Groups to appeal wolf ruling to 9th Circuit
Michael Garrity of Alliance for the Wild Rockies said the 9th U.S. Circuit Court of Appeals challenge probably won't happen in time to block this fall's scheduled wolf hunting seasons in Montana and Idaho.
But he added that federal District Judge Donald Molloy's ruling - released late Wednesday - appeared to give plenty of reasons for its own overturning.
"What Judge Molloy said was he was following 9th Circuit precedent," Garrity said on Thursday. "The 9th Circuit can overturn its own precedent."
Although Molloy ruled that Congress did not violate the U.S. Constitution's separation of powers doctrine when it delisted wolves and blocked further lawsuits, he called the move "a disrespect for the fundamental idea of the rule of law."
Alliance for the Wild Rockies was partnered with WildEarth Guardians, Friends of the Clearwater and other organizations in suing Interior Secretary Ken Salazar over the species' delisting. The coalition won its case before Molloy in August 2010, when the Missoula judge ruled that a 2009 decision turning wolf management over to state control in Montana and Idaho - but not in Wyoming - violated the Endangered Species Act.
In April, Montana Sen. Jon Tester and Idaho Rep. Mike Simpson amended a federal budget bill to reinstate that 2009 delisting decision, adding the move "shall not be subject to judicial review." The three environmental groups, along with the Center for Biological Diversity, banded together to overturn the congressional rider.

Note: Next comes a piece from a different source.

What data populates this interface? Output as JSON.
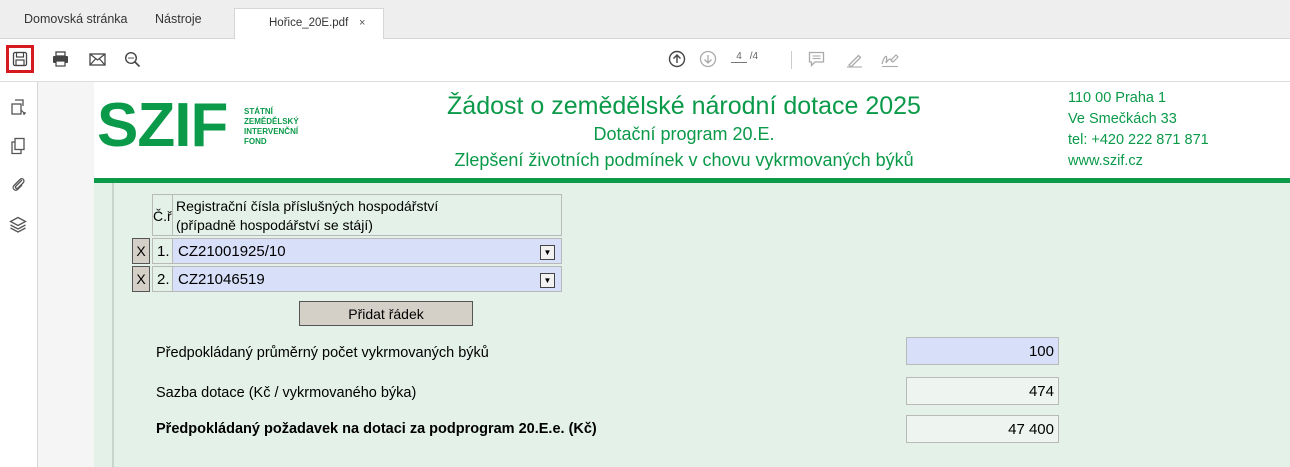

Molloy said the rider didn't appear to amend the Endangered Species Act, which is usually the requirement for Congress to interrupt an ongoing lawsuit. But other courts have held that using the words "not be subject to judicial review" was enough to make the move legal, although Molloy referred to the phrase as "legislative prestidigitation" and "magic words."
Gray wolves were placed on the federal endangered species list in 1972. After some wild wolves migrated south from Canada in the late 1980s, the U.S. Fish and Wildlife Service successfully transplanted more wolves in and around Yellowstone National Park in 1994 and '95.
State biologists now estimate there are more than 550 Rocky Mountain gray wolves in Montana, between 700 and 1,000 in Idaho and 350 in Wyoming. Another few dozen are scattered in Washington, Oregon and Utah.
Montana and Idaho both have public wolf hunts scheduled for this fall, and Wyoming officials just reached a tentative agreement with the Interior Department for its own wolf-hunting and predator control program.